◆ **What the exercise asks**:
From the material below, copy out each line with the word "JSON" in it.

◆ **Records for processing**:
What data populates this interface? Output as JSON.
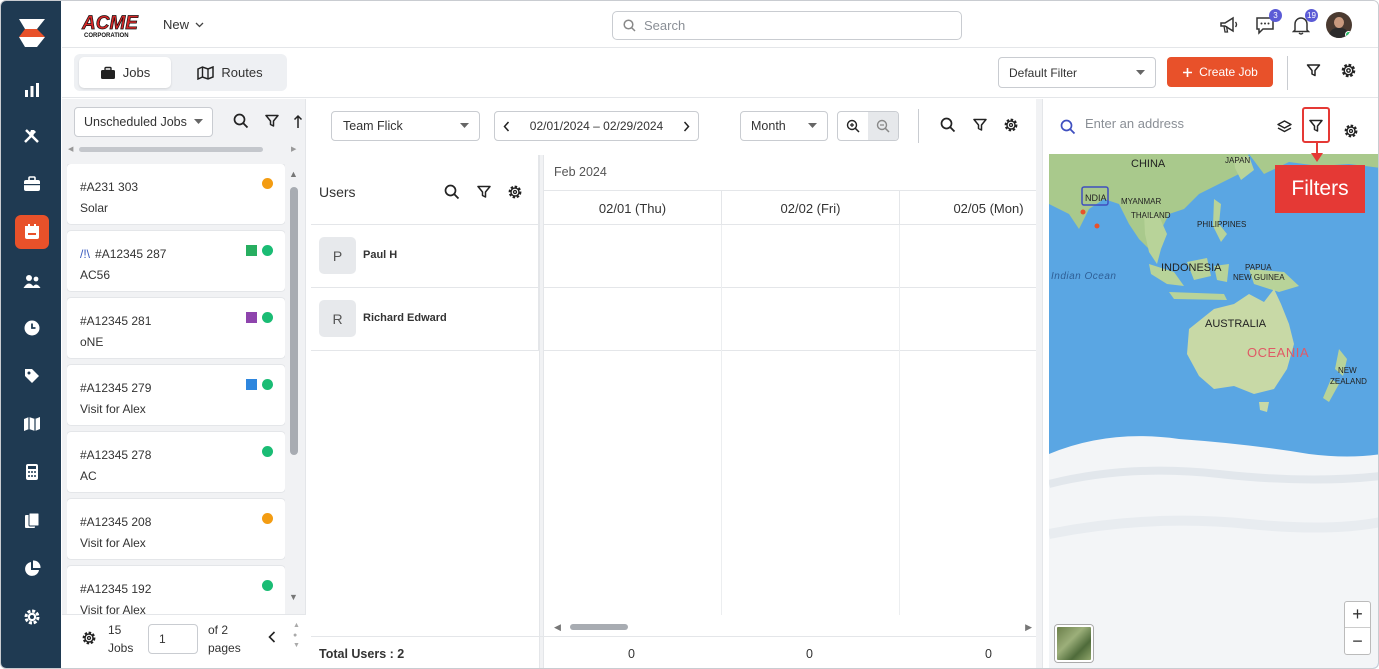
{
  "app": {
    "brand": "ACME",
    "brand_sub": "CORPORATION",
    "new_label": "New",
    "search_placeholder": "Search"
  },
  "notifications": {
    "chat_count": "3",
    "bell_count": "19"
  },
  "rail": {
    "items": [
      "logo-icon",
      "reports-icon",
      "tools-icon",
      "jobs-icon",
      "schedule-icon",
      "customers-icon",
      "timesheet-icon",
      "tags-icon",
      "map-icon",
      "calculator-icon",
      "documents-icon",
      "analytics-icon",
      "settings-icon"
    ],
    "active": "schedule-icon"
  },
  "subbar": {
    "tabs": [
      {
        "label": "Jobs",
        "active": true,
        "icon": "briefcase-icon"
      },
      {
        "label": "Routes",
        "active": false,
        "icon": "map-icon"
      }
    ],
    "default_filter": "Default Filter",
    "create_job": "Create Job"
  },
  "jobs_panel": {
    "filter": "Unscheduled Jobs",
    "jobs": [
      {
        "id": "#A231 303",
        "desc": "Solar",
        "marks": [
          "dot:#f39c12"
        ]
      },
      {
        "id": "#A12345 287",
        "prefix": "/!\\",
        "desc": "AC56",
        "marks": [
          "square:#27ae60",
          "dot:#1abc74"
        ]
      },
      {
        "id": "#A12345 281",
        "desc": "oNE",
        "marks": [
          "square:#8e44ad",
          "dot:#1abc74"
        ]
      },
      {
        "id": "#A12345 279",
        "desc": "Visit for Alex",
        "marks": [
          "square:#2e86de",
          "dot:#1abc74"
        ]
      },
      {
        "id": "#A12345 278",
        "desc": "AC",
        "marks": [
          "dot:#1abc74"
        ]
      },
      {
        "id": "#A12345 208",
        "desc": "Visit for Alex",
        "marks": [
          "dot:#f39c12"
        ]
      },
      {
        "id": "#A12345 192",
        "desc": "Visit for Alex",
        "marks": [
          "dot:#1abc74"
        ]
      }
    ],
    "footer": {
      "count": "15",
      "count_unit": "Jobs",
      "page": "1",
      "of_label": "of 2",
      "pages_label": "pages"
    }
  },
  "schedule": {
    "team": "Team Flick",
    "date_range": "02/01/2024 – 02/29/2024",
    "view": "Month",
    "users_title": "Users",
    "month_label": "Feb 2024",
    "days": [
      "02/01 (Thu)",
      "02/02 (Fri)",
      "02/05 (Mon)"
    ],
    "users": [
      {
        "initial": "P",
        "name": "Paul H"
      },
      {
        "initial": "R",
        "name": "Richard Edward"
      }
    ],
    "total_label": "Total Users : 2",
    "totals": [
      "0",
      "0",
      "0"
    ]
  },
  "map": {
    "placeholder": "Enter an address",
    "labels": {
      "china": "CHINA",
      "japan": "JAPAN",
      "india": "NDIA",
      "myanmar": "MYANMAR",
      "thailand": "THAILAND",
      "philippines": "PHILIPPINES",
      "indian_ocean": "Indian Ocean",
      "indonesia": "INDONESIA",
      "papua1": "PAPUA",
      "papua2": "NEW GUINEA",
      "australia": "AUSTRALIA",
      "oceania": "OCEANIA",
      "nz1": "NEW",
      "nz2": "ZEALAND"
    },
    "zoom_in": "+",
    "zoom_out": "−"
  },
  "callout": {
    "label": "Filters",
    "color": "#e53935"
  },
  "colors": {
    "accent": "#e8512a",
    "rail": "#1f3a52",
    "badge": "#5b5bd6"
  }
}
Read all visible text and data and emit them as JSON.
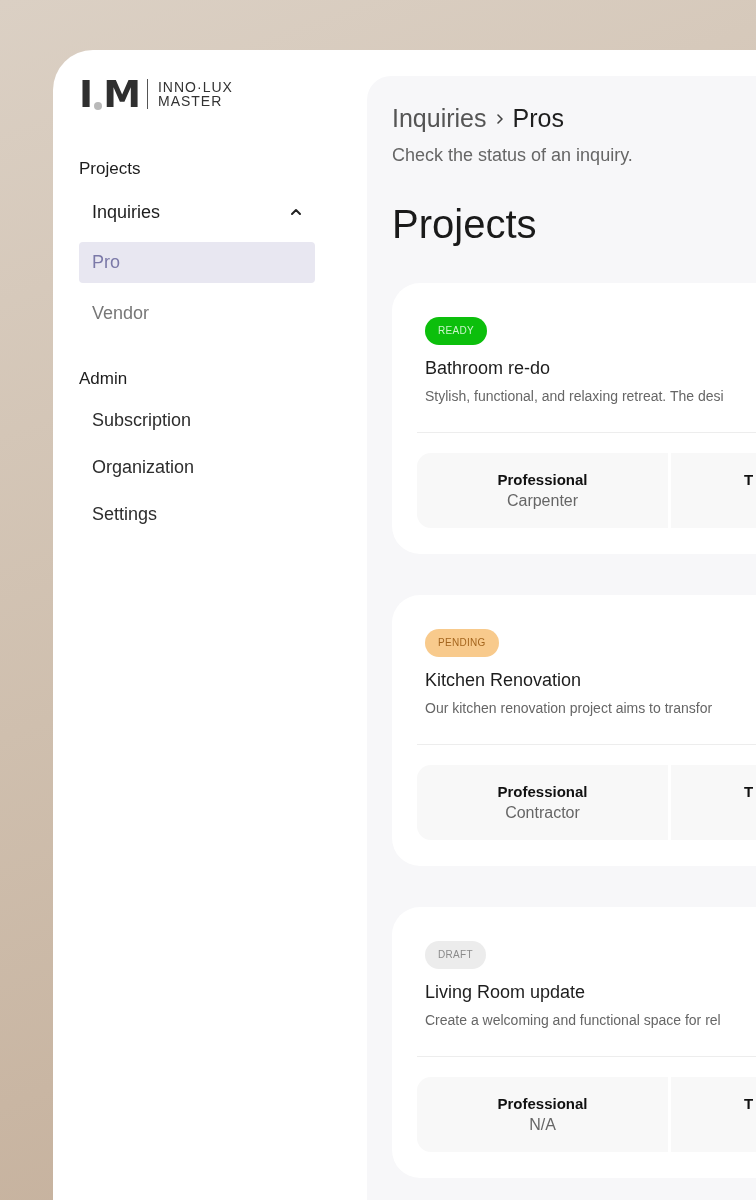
{
  "brand": {
    "mark": [
      "I",
      "M"
    ],
    "line_1": "INNO·LUX",
    "line_2": "MASTER"
  },
  "sidebar": {
    "sections": [
      {
        "title": "Projects",
        "items": [
          {
            "label": "Inquiries",
            "expanded": true,
            "children": [
              {
                "label": "Pro",
                "selected": true
              },
              {
                "label": "Vendor",
                "selected": false
              }
            ]
          }
        ]
      },
      {
        "title": "Admin",
        "items": [
          {
            "label": "Subscription",
            "selected": false
          },
          {
            "label": "Organization",
            "selected": false
          },
          {
            "label": "Settings",
            "selected": false
          }
        ]
      }
    ]
  },
  "breadcrumb": [
    "Inquiries",
    "Pros"
  ],
  "subtitle": "Check the status of an inquiry.",
  "heading": "Projects",
  "projects": [
    {
      "status": {
        "kind": "ready",
        "label": "READY"
      },
      "title": "Bathroom re-do",
      "description": "Stylish, functional, and relaxing retreat. The desi",
      "fields": [
        {
          "label": "Professional",
          "value": "Carpenter"
        },
        {
          "label": "T"
        }
      ]
    },
    {
      "status": {
        "kind": "pending",
        "label": "PENDING"
      },
      "title": "Kitchen Renovation",
      "description": "Our kitchen renovation project aims to transfor",
      "fields": [
        {
          "label": "Professional",
          "value": "Contractor"
        },
        {
          "label": "T"
        }
      ]
    },
    {
      "status": {
        "kind": "draft",
        "label": "DRAFT"
      },
      "title": "Living Room update",
      "description": "Create a welcoming and functional space for rel",
      "fields": [
        {
          "label": "Professional",
          "value": "N/A"
        },
        {
          "label": "T"
        }
      ]
    }
  ]
}
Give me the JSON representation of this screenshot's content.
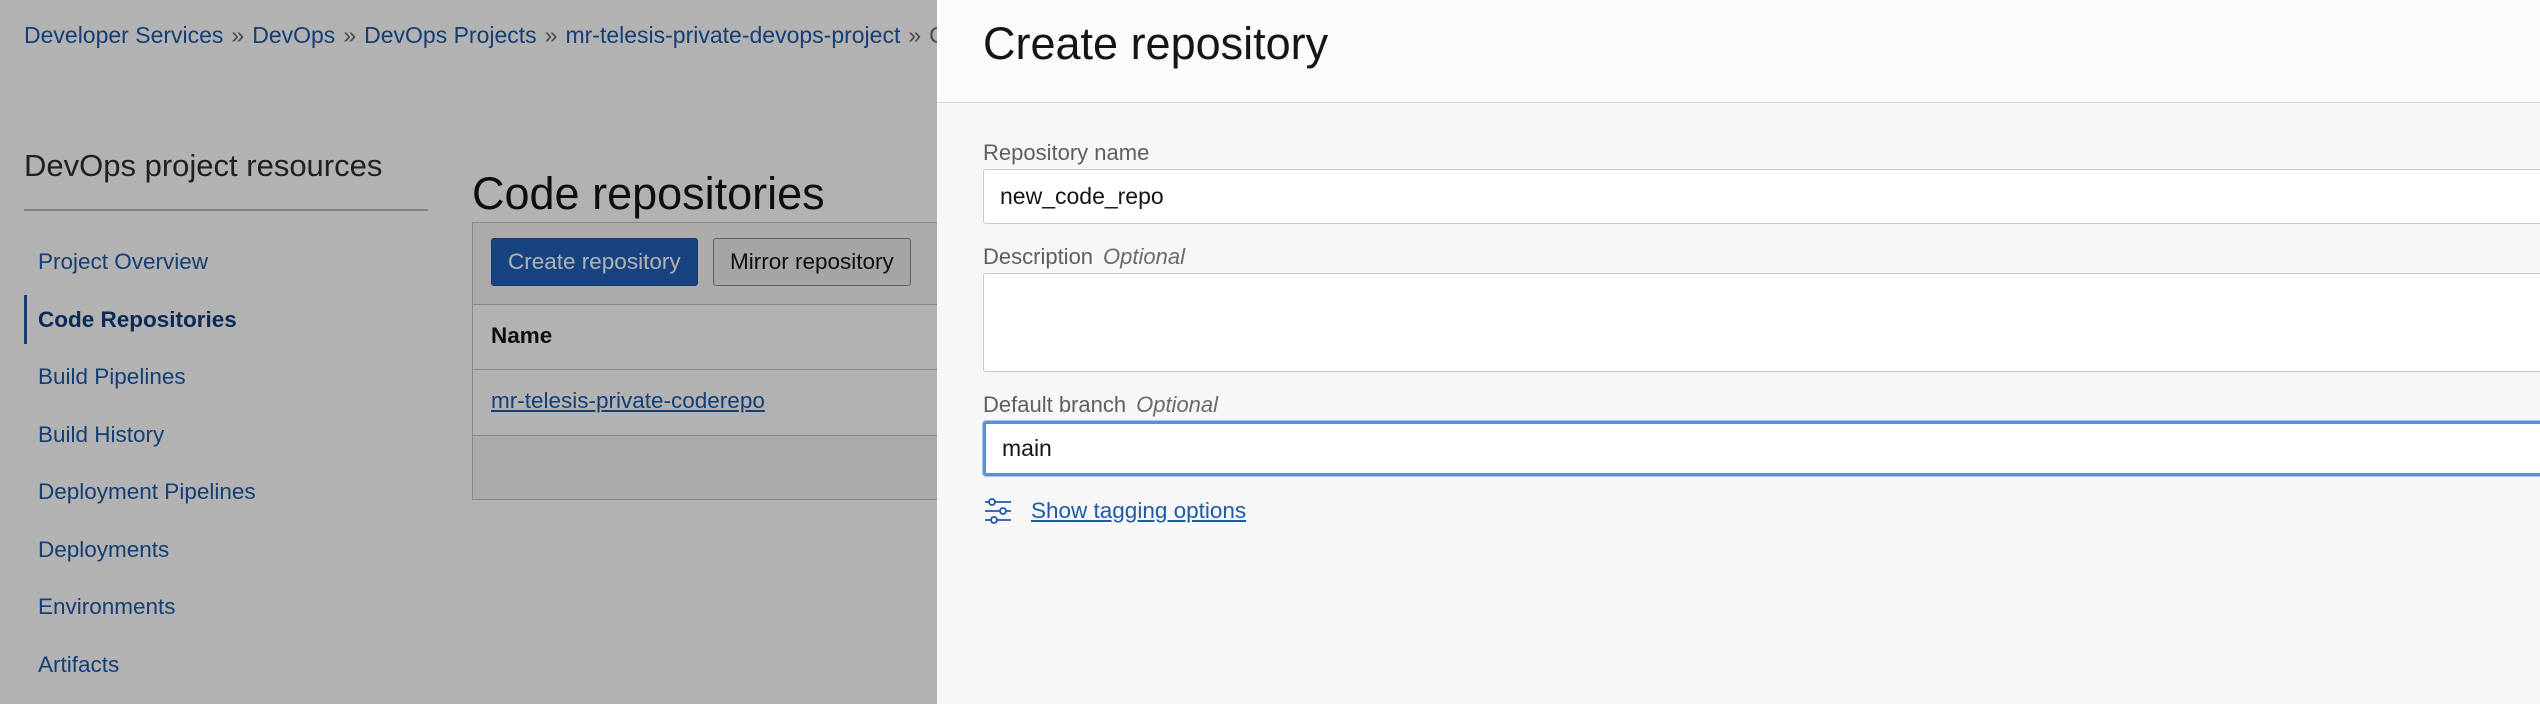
{
  "breadcrumb": {
    "items": [
      "Developer Services",
      "DevOps",
      "DevOps Projects",
      "mr-telesis-private-devops-project"
    ],
    "current": "Cod",
    "separator": "»"
  },
  "sidebar": {
    "title": "DevOps project resources",
    "items": [
      {
        "label": "Project Overview",
        "active": false
      },
      {
        "label": "Code Repositories",
        "active": true
      },
      {
        "label": "Build Pipelines",
        "active": false
      },
      {
        "label": "Build History",
        "active": false
      },
      {
        "label": "Deployment Pipelines",
        "active": false
      },
      {
        "label": "Deployments",
        "active": false
      },
      {
        "label": "Environments",
        "active": false
      },
      {
        "label": "Artifacts",
        "active": false
      }
    ]
  },
  "main": {
    "title": "Code repositories",
    "create_button": "Create repository",
    "mirror_button": "Mirror repository",
    "table": {
      "columns": [
        "Name"
      ],
      "rows": [
        [
          "mr-telesis-private-coderepo"
        ]
      ]
    }
  },
  "drawer": {
    "title": "Create repository",
    "repo_name": {
      "label": "Repository name",
      "value": "new_code_repo"
    },
    "description": {
      "label": "Description",
      "optional": "Optional",
      "value": ""
    },
    "default_branch": {
      "label": "Default branch",
      "optional": "Optional",
      "value": "main"
    },
    "tagging_link": "Show tagging options",
    "tagging_icon": "sliders-icon"
  },
  "colors": {
    "link": "#1e5aa6",
    "primary_button": "#2262b8",
    "focus_ring": "#5b8fd6",
    "drawer_background": "#f7f7f7"
  }
}
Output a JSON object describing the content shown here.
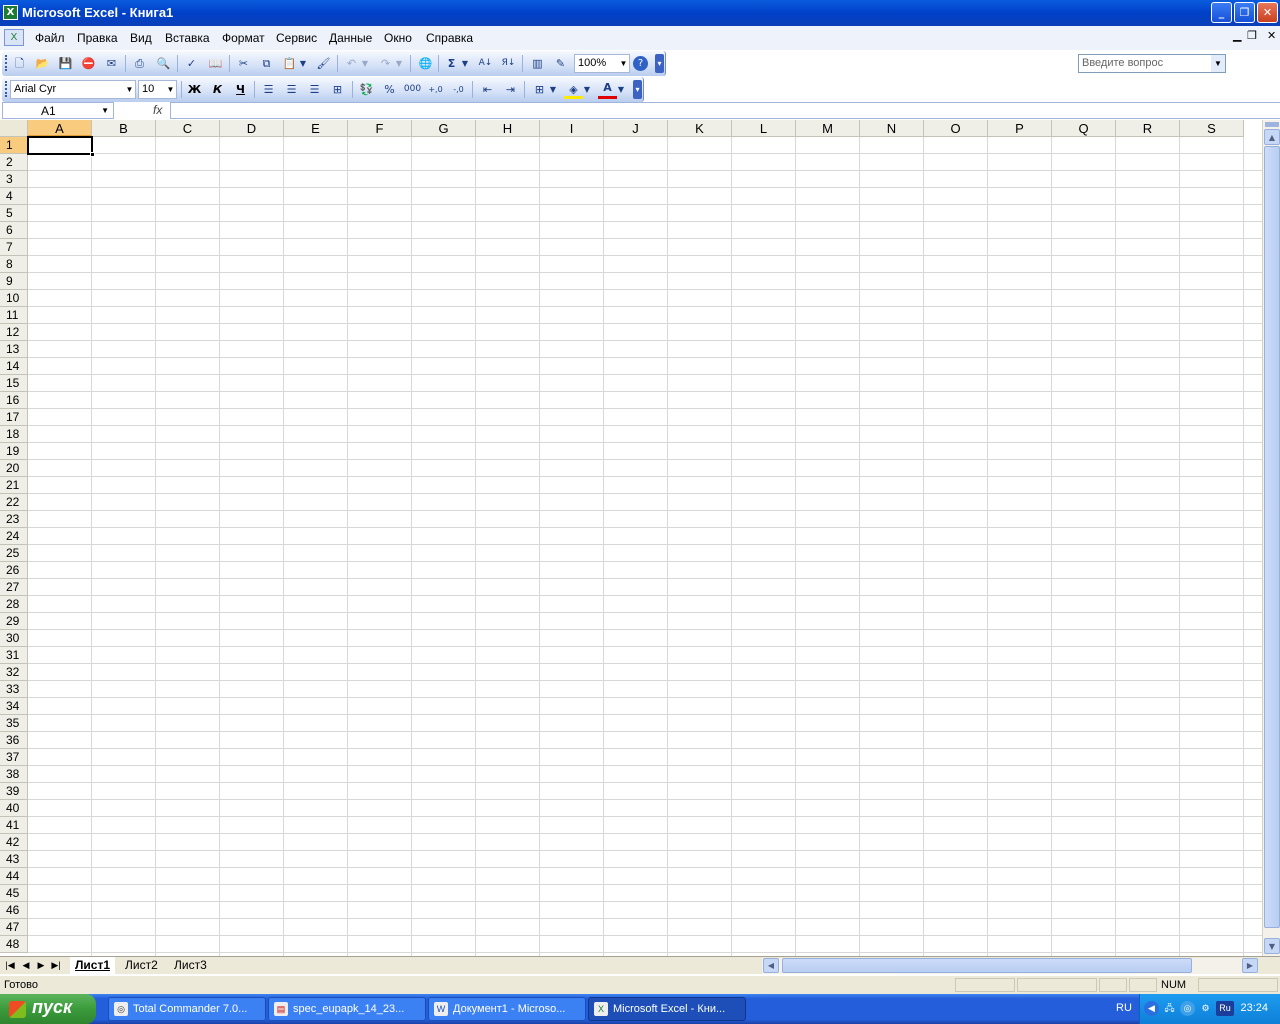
{
  "window": {
    "title": "Microsoft Excel - Книга1",
    "min": "_",
    "max": "❐",
    "close": "✕"
  },
  "menu": {
    "items": [
      "Файл",
      "Правка",
      "Вид",
      "Вставка",
      "Формат",
      "Сервис",
      "Данные",
      "Окно",
      "Справка"
    ],
    "ask_placeholder": "Введите вопрос"
  },
  "toolbar": {
    "zoom": "100%",
    "font": "Arial Cyr",
    "size": "10",
    "bold": "Ж",
    "italic": "К",
    "underline": "Ч",
    "percent": "%",
    "thousands": "000",
    "sum": "Σ"
  },
  "formula_bar": {
    "name_box": "A1",
    "fx": "fx",
    "value": ""
  },
  "sheet": {
    "active_cell": "A1",
    "columns": [
      "A",
      "B",
      "C",
      "D",
      "E",
      "F",
      "G",
      "H",
      "I",
      "J",
      "K",
      "L",
      "M",
      "N",
      "O",
      "P",
      "Q",
      "R",
      "S"
    ],
    "rows": [
      "1",
      "2",
      "3",
      "4",
      "5",
      "6",
      "7",
      "8",
      "9",
      "10",
      "11",
      "12",
      "13",
      "14",
      "15",
      "16",
      "17",
      "18",
      "19",
      "20",
      "21",
      "22",
      "23",
      "24",
      "25",
      "26",
      "27",
      "28",
      "29",
      "30",
      "31",
      "32",
      "33",
      "34",
      "35",
      "36",
      "37",
      "38",
      "39",
      "40",
      "41",
      "42",
      "43",
      "44",
      "45",
      "46",
      "47",
      "48"
    ],
    "tabs": [
      "Лист1",
      "Лист2",
      "Лист3"
    ],
    "active_tab": "Лист1"
  },
  "status": {
    "text": "Готово",
    "num": "NUM"
  },
  "taskbar": {
    "start": "пуск",
    "tasks": [
      "Total Commander 7.0...",
      "spec_eupapk_14_23...",
      "Документ1 - Microso...",
      "Microsoft Excel - Кни..."
    ],
    "lang": "RU",
    "tray_lang": "Ru",
    "clock": "23:24"
  }
}
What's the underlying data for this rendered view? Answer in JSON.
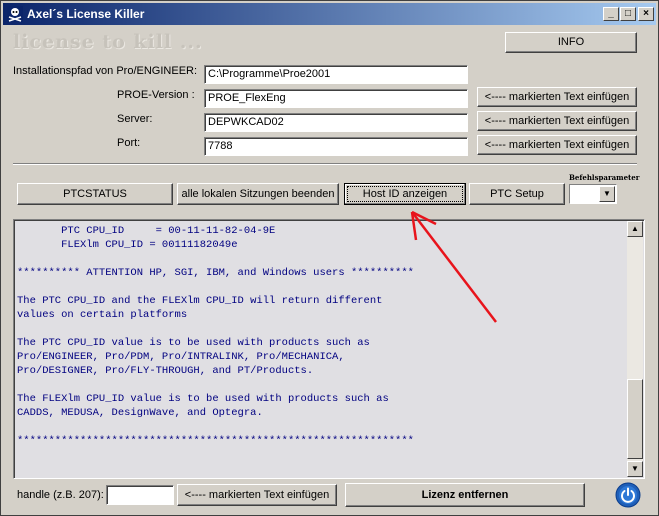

◆ **The completed task**:
What data populates this interface? Output as JSON.
Read all visible text and data and emit them as JSON.
Give me the JSON representation of this screenshot's content.
Output a JSON object describing the content shown here.
What's the underlying data for this rendered view? Answer in JSON.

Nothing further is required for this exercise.